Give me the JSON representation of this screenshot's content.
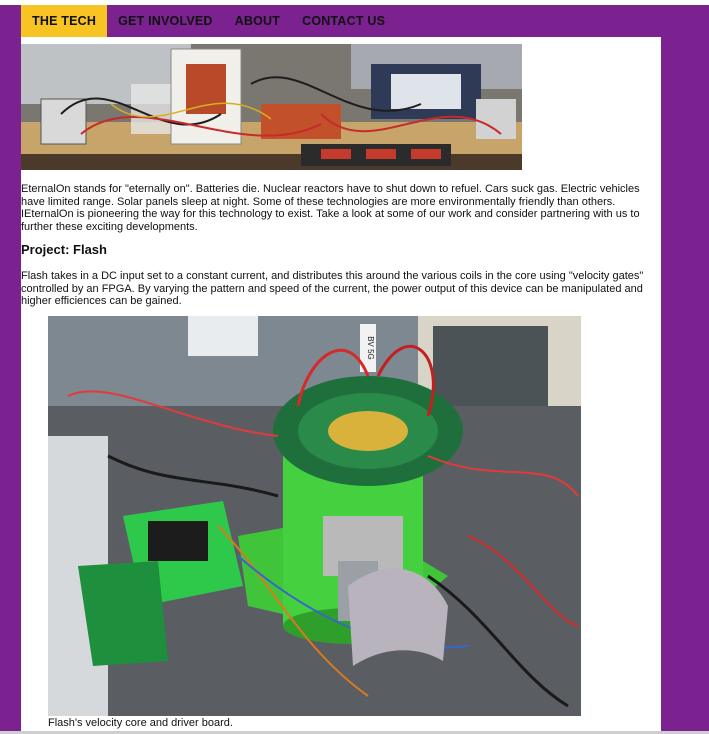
{
  "nav": {
    "items": [
      {
        "label": "THE TECH",
        "active": true
      },
      {
        "label": "GET INVOLVED",
        "active": false
      },
      {
        "label": "ABOUT",
        "active": false
      },
      {
        "label": "CONTACT US",
        "active": false
      }
    ]
  },
  "colors": {
    "frame": "#7b2190",
    "active_tab": "#f7c423",
    "content_bg": "#ffffff"
  },
  "intro": {
    "text": "EternalOn stands for \"eternally on\". Batteries die. Nuclear reactors have to shut down to refuel. Cars suck gas. Electric vehicles have limited range. Solar panels sleep at night. Some of these technologies are more environmentally friendly than others. IEternalOn is pioneering the way for this technology to exist. Take a look at some of our work and consider partnering with us to further these exciting developments."
  },
  "project": {
    "heading": "Project: Flash",
    "description": "Flash takes in a DC input set to a constant current, and distributes this around the various coils in the core using \"velocity gates\" controlled by an FPGA. By varying the pattern and speed of the current, the power output of this device can be manipulated and higher efficiences can be gained.",
    "photo_caption": "Flash's velocity core and driver board.",
    "photo_label_tag": "BV 5G"
  }
}
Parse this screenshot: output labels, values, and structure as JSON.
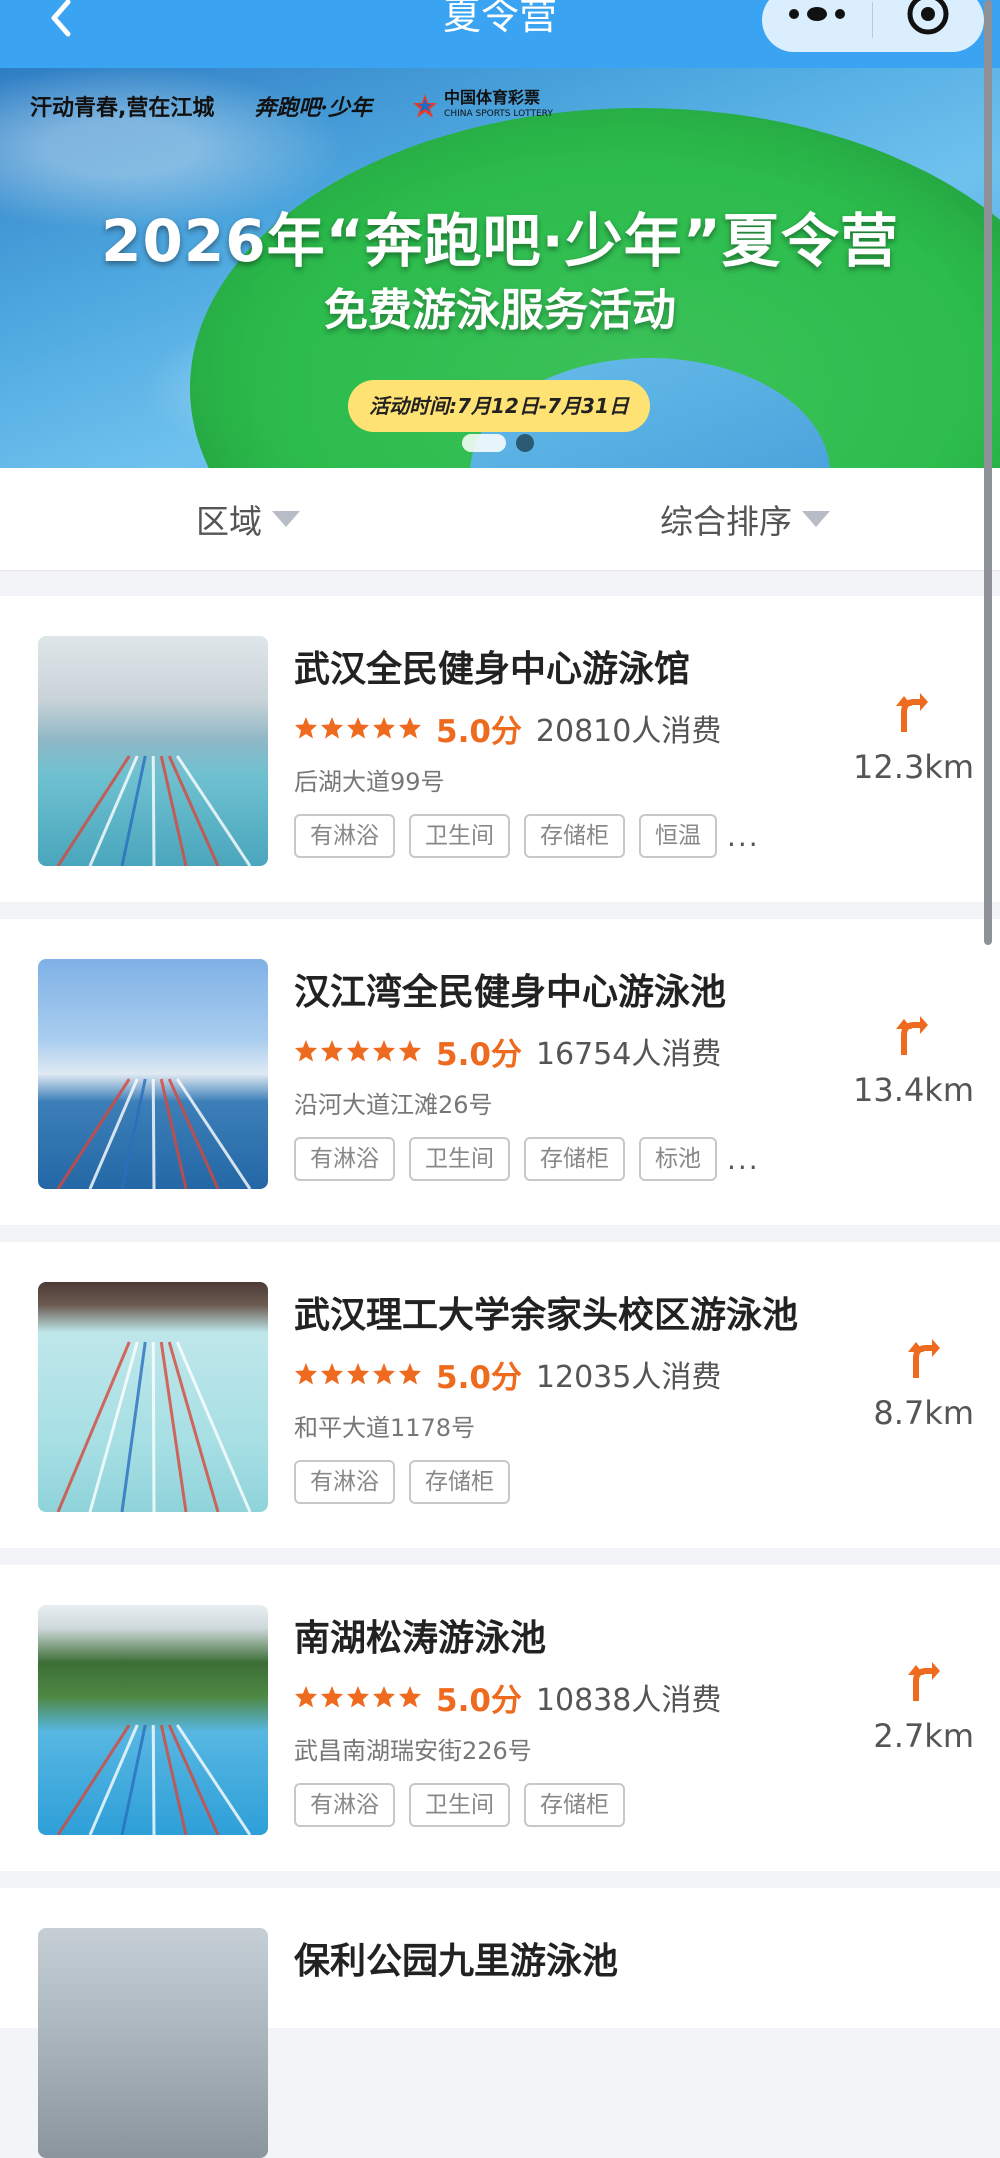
{
  "header": {
    "title": "夏令营",
    "back_icon": "chevron-left-icon",
    "more_icon": "more-dots-icon",
    "close_icon": "target-close-icon"
  },
  "banner": {
    "logo_1": "汗动青春,营在江城",
    "logo_2": "奔跑吧·少年",
    "logo_3": "中国体育彩票",
    "logo_3_en": "CHINA SPORTS LOTTERY",
    "title": "2026年“奔跑吧·少年”夏令营",
    "subtitle": "免费游泳服务活动",
    "event_time": "活动时间:7月12日-7月31日",
    "slide_count": 2,
    "active_slide": 1
  },
  "filters": {
    "area": "区域",
    "sort": "综合排序"
  },
  "colors": {
    "accent": "#ee6a1f",
    "header": "#3aa3f2",
    "tag_border": "#c8c8cc"
  },
  "venues": [
    {
      "name": "武汉全民健身中心游泳馆",
      "score": "5.0分",
      "sold": "20810人消费",
      "address": "后湖大道99号",
      "tags": [
        "有淋浴",
        "卫生间",
        "存储柜",
        "恒温"
      ],
      "more": "...",
      "distance": "12.3km"
    },
    {
      "name": "汉江湾全民健身中心游泳池",
      "score": "5.0分",
      "sold": "16754人消费",
      "address": "沿河大道江滩26号",
      "tags": [
        "有淋浴",
        "卫生间",
        "存储柜",
        "标池"
      ],
      "more": "...",
      "distance": "13.4km"
    },
    {
      "name": "武汉理工大学余家头校区游泳池",
      "score": "5.0分",
      "sold": "12035人消费",
      "address": "和平大道1178号",
      "tags": [
        "有淋浴",
        "存储柜"
      ],
      "more": "",
      "distance": "8.7km"
    },
    {
      "name": "南湖松涛游泳池",
      "score": "5.0分",
      "sold": "10838人消费",
      "address": "武昌南湖瑞安街226号",
      "tags": [
        "有淋浴",
        "卫生间",
        "存储柜"
      ],
      "more": "",
      "distance": "2.7km"
    },
    {
      "name": "保利公园九里游泳池",
      "score": "",
      "sold": "",
      "address": "",
      "tags": [],
      "more": "",
      "distance": ""
    }
  ]
}
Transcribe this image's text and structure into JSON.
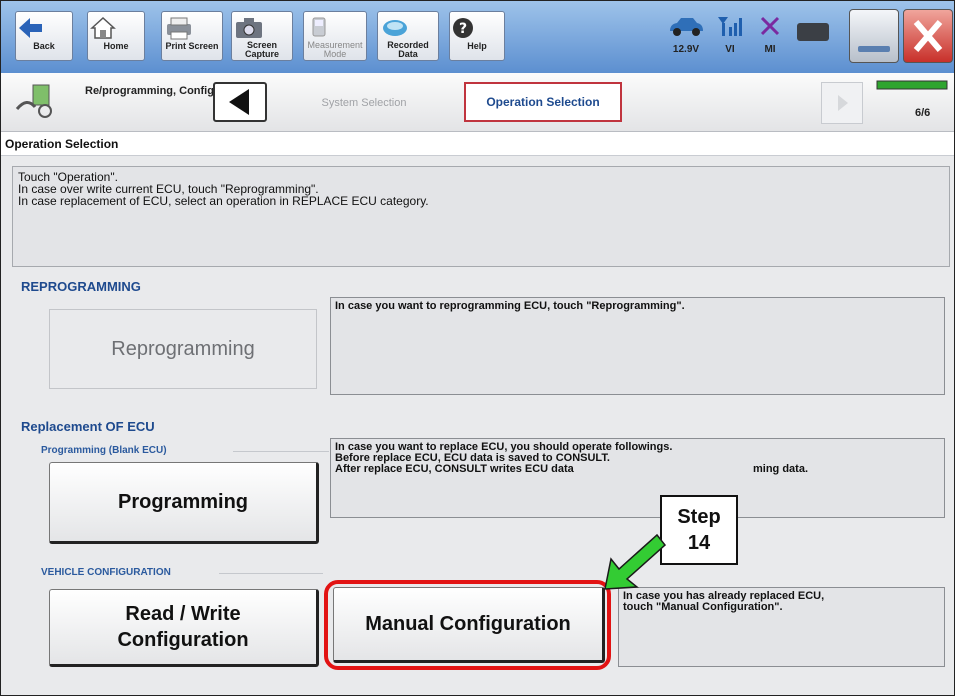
{
  "toolbar": {
    "back_label": "Back",
    "home_label": "Home",
    "print_screen_label": "Print Screen",
    "screen_capture_label": "Screen Capture",
    "measurement_mode_label": "Measurement Mode",
    "recorded_data_label": "Recorded Data",
    "help_label": "Help",
    "battery_voltage": "12.9V",
    "vi_label": "VI",
    "mi_label": "MI"
  },
  "nav": {
    "title": "Re/programming, Configuration",
    "breadcrumb_system": "System Selection",
    "breadcrumb_operation": "Operation Selection",
    "page_indicator": "6/6"
  },
  "section_title": "Operation Selection",
  "instructions": [
    "Touch \"Operation\".",
    "In case over write current ECU, touch \"Reprogramming\".",
    "In case replacement of ECU, select an operation in REPLACE ECU category."
  ],
  "reprogramming": {
    "header": "REPROGRAMMING",
    "button_label": "Reprogramming",
    "description": "In case you want to reprogramming ECU, touch \"Reprogramming\"."
  },
  "replacement": {
    "header": "Replacement OF ECU",
    "programming_group": "Programming (Blank ECU)",
    "programming_button": "Programming",
    "programming_desc": [
      "In case you want to replace ECU, you should operate followings.",
      "Before replace ECU, ECU data is saved to CONSULT.",
      "After replace ECU, CONSULT writes ECU data",
      "ming data."
    ],
    "vehicle_group": "VEHICLE CONFIGURATION",
    "read_write_button_line1": "Read / Write",
    "read_write_button_line2": "Configuration",
    "manual_button": "Manual Configuration",
    "manual_desc": [
      "In case you has already replaced ECU,",
      "touch \"Manual Configuration\"."
    ]
  },
  "callout": {
    "line1": "Step",
    "line2": "14"
  },
  "colors": {
    "header_blue": "#1e4a8e",
    "highlight_red": "#e21313",
    "arrow_green": "#33cc33",
    "breadcrumb_active_border": "#c0343e"
  }
}
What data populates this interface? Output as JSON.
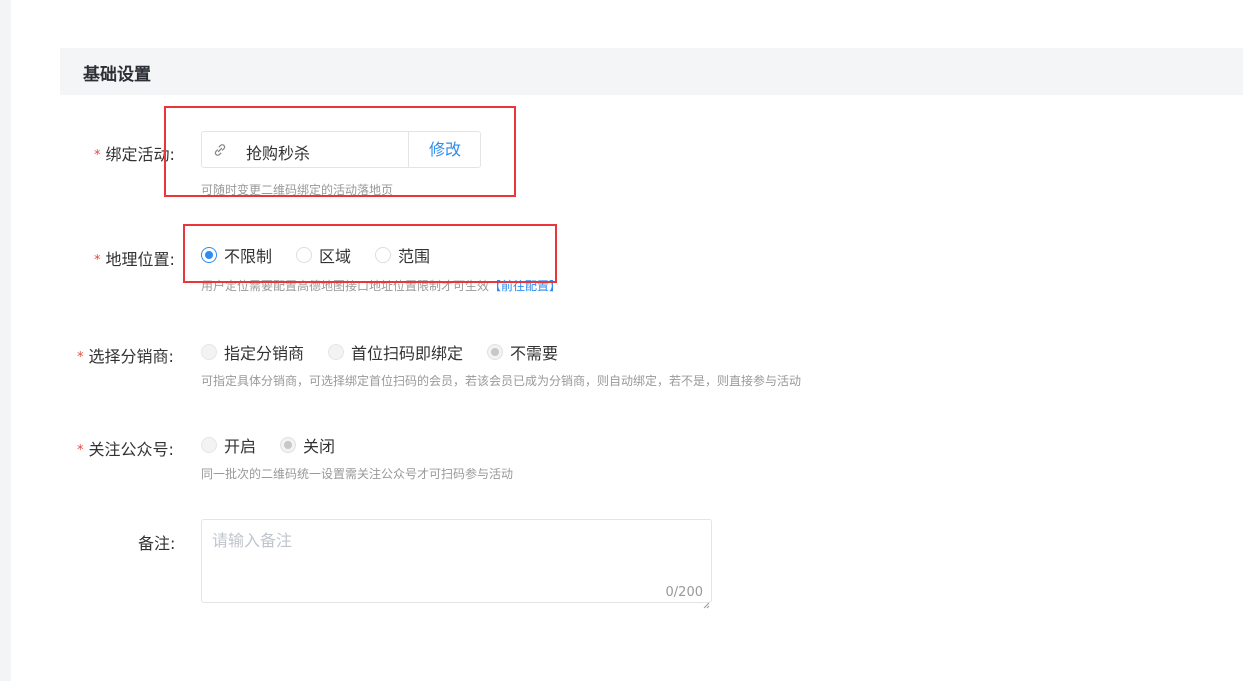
{
  "section": {
    "title": "基础设置"
  },
  "bind_activity": {
    "label": "绑定活动:",
    "value": "抢购秒杀",
    "action_label": "修改",
    "help": "可随时变更二维码绑定的活动落地页"
  },
  "geo": {
    "label": "地理位置:",
    "options": [
      "不限制",
      "区域",
      "范围"
    ],
    "selected": "不限制",
    "help": "用户定位需要配置高德地图接口地址位置限制才可生效",
    "help_link": "【前往配置】"
  },
  "distributor": {
    "label": "选择分销商:",
    "options": [
      "指定分销商",
      "首位扫码即绑定",
      "不需要"
    ],
    "selected": "不需要",
    "help": "可指定具体分销商，可选择绑定首位扫码的会员，若该会员已成为分销商，则自动绑定，若不是，则直接参与活动"
  },
  "follow_account": {
    "label": "关注公众号:",
    "options": [
      "开启",
      "关闭"
    ],
    "selected": "关闭",
    "help": "同一批次的二维码统一设置需关注公众号才可扫码参与活动"
  },
  "remark": {
    "label": "备注:",
    "placeholder": "请输入备注",
    "count": "0/200"
  },
  "required_mark": "*",
  "colors": {
    "accent": "#2d8cf0",
    "required": "#e8473a",
    "annotation": "#e8363b"
  }
}
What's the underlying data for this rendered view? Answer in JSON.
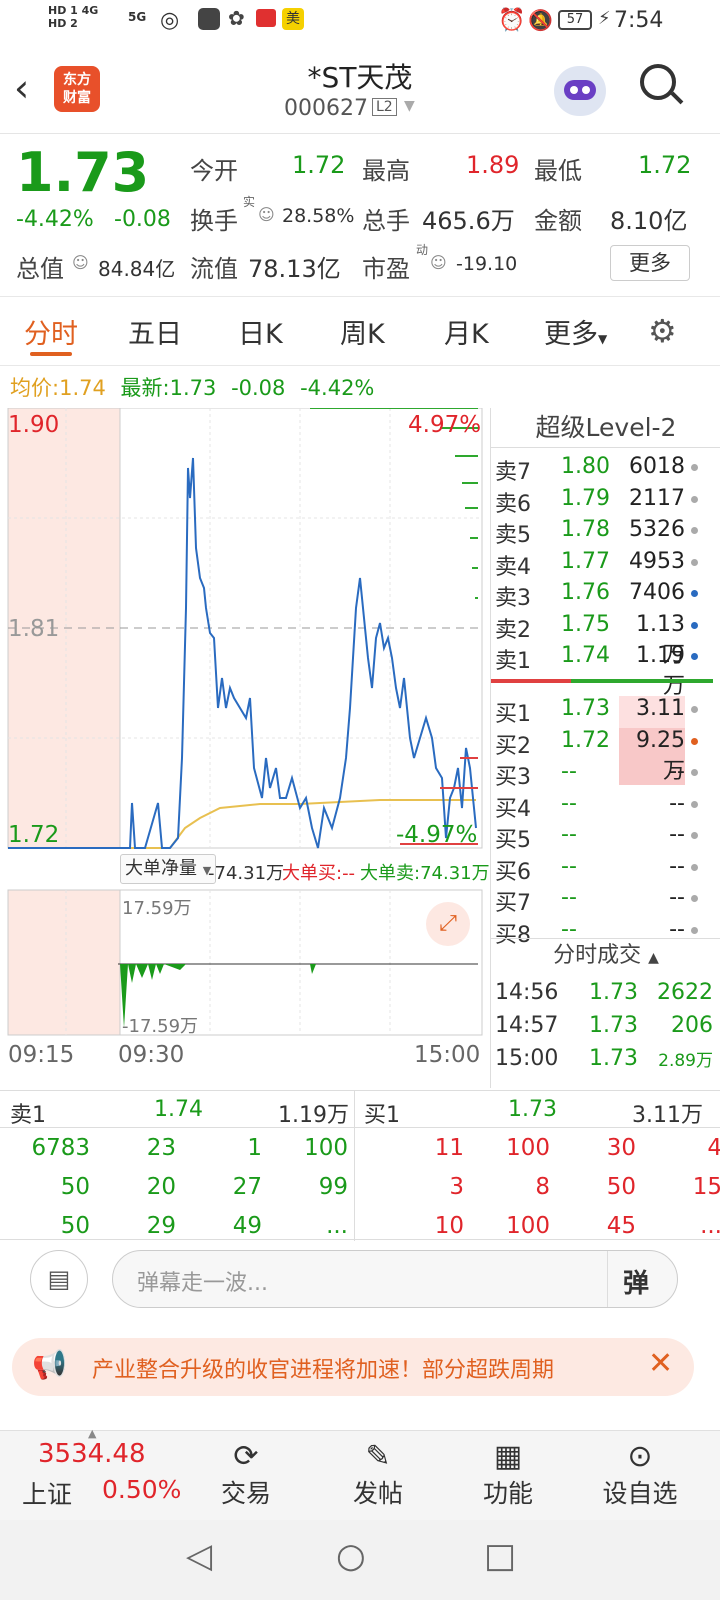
{
  "status_bar": {
    "left_icons": [
      "HD 1 4G",
      "HD 2",
      "5G"
    ],
    "battery": "57",
    "time": "7:54"
  },
  "header": {
    "logo_line1": "东方",
    "logo_line2": "财富",
    "title": "*ST天茂",
    "code": "000627",
    "badge": "L2"
  },
  "quote": {
    "price": "1.73",
    "change_pct": "-4.42%",
    "change": "-0.08",
    "open_label": "今开",
    "open": "1.72",
    "high_label": "最高",
    "high": "1.89",
    "low_label": "最低",
    "low": "1.72",
    "turnover_label": "换手",
    "turnover_sup": "实",
    "turnover": "28.58%",
    "volume_label": "总手",
    "volume": "465.6万",
    "amount_label": "金额",
    "amount": "8.10亿",
    "mcap_label": "总值",
    "mcap": "84.84亿",
    "float_label": "流值",
    "float": "78.13亿",
    "pe_label": "市盈",
    "pe_sup": "动",
    "pe": "-19.10",
    "more": "更多"
  },
  "tabs": [
    "分时",
    "五日",
    "日K",
    "周K",
    "月K",
    "更多"
  ],
  "avgline": {
    "avg_label": "均价:",
    "avg": "1.74",
    "latest_label": "最新:",
    "latest": "1.73",
    "chg": "-0.08",
    "pct": "-4.42%"
  },
  "chart": {
    "y_top": "1.90",
    "y_mid": "1.81",
    "y_bottom": "1.72",
    "pct_top": "4.97%",
    "pct_bottom": "-4.97%",
    "sub_label": "大单净量",
    "sub_value": "-74.31万",
    "big_buy": "大单买:--",
    "big_sell": "大单卖:74.31万",
    "sub_top": "17.59万",
    "sub_bottom": "-17.59万",
    "t_start": "09:15",
    "t_open": "09:30",
    "t_close": "15:00"
  },
  "level2": {
    "title": "超级Level-2",
    "asks": [
      {
        "label": "卖7",
        "price": "1.80",
        "vol": "6018"
      },
      {
        "label": "卖6",
        "price": "1.79",
        "vol": "2117"
      },
      {
        "label": "卖5",
        "price": "1.78",
        "vol": "5326"
      },
      {
        "label": "卖4",
        "price": "1.77",
        "vol": "4953"
      },
      {
        "label": "卖3",
        "price": "1.76",
        "vol": "7406"
      },
      {
        "label": "卖2",
        "price": "1.75",
        "vol": "1.13万"
      },
      {
        "label": "卖1",
        "price": "1.74",
        "vol": "1.19万"
      }
    ],
    "bids": [
      {
        "label": "买1",
        "price": "1.73",
        "vol": "3.11万"
      },
      {
        "label": "买2",
        "price": "1.72",
        "vol": "9.25万"
      },
      {
        "label": "买3",
        "price": "--",
        "vol": "--"
      },
      {
        "label": "买4",
        "price": "--",
        "vol": "--"
      },
      {
        "label": "买5",
        "price": "--",
        "vol": "--"
      },
      {
        "label": "买6",
        "price": "--",
        "vol": "--"
      },
      {
        "label": "买7",
        "price": "--",
        "vol": "--"
      },
      {
        "label": "买8",
        "price": "--",
        "vol": "--"
      }
    ],
    "trades_title": "分时成交",
    "trades": [
      {
        "time": "14:56",
        "price": "1.73",
        "vol": "2622"
      },
      {
        "time": "14:57",
        "price": "1.73",
        "vol": "206"
      },
      {
        "time": "15:00",
        "price": "1.73",
        "vol": "2.89万"
      }
    ]
  },
  "book": {
    "sell_label": "卖1",
    "sell_price": "1.74",
    "sell_vol": "1.19万",
    "buy_label": "买1",
    "buy_price": "1.73",
    "buy_vol": "3.11万",
    "sell_rows": [
      [
        "6783",
        "23",
        "1",
        "100"
      ],
      [
        "50",
        "20",
        "27",
        "99"
      ],
      [
        "50",
        "29",
        "49",
        "..."
      ]
    ],
    "buy_rows": [
      [
        "11",
        "100",
        "30",
        "4"
      ],
      [
        "3",
        "8",
        "50",
        "15"
      ],
      [
        "10",
        "100",
        "45",
        "..."
      ]
    ]
  },
  "comment": {
    "placeholder": "弹幕走一波...",
    "send": "弹"
  },
  "banner": {
    "text": "产业整合升级的收官进程将加速！部分超跌周期"
  },
  "nav": {
    "index_value": "3534.48",
    "index_name": "上证",
    "index_pct": "0.50%",
    "items": [
      "交易",
      "发帖",
      "功能",
      "设自选"
    ]
  }
}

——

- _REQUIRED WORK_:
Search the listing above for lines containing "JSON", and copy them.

- _ANSWER TO THE PROBLEM_:
Give me the JSON representation of this screenshot's content.
Parse this screenshot: output labels, values, and structure as JSON.
Transcribe this image's text and structure into JSON.
What data populates this interface? Output as JSON.
What's the underlying data for this rendered view? Answer in JSON.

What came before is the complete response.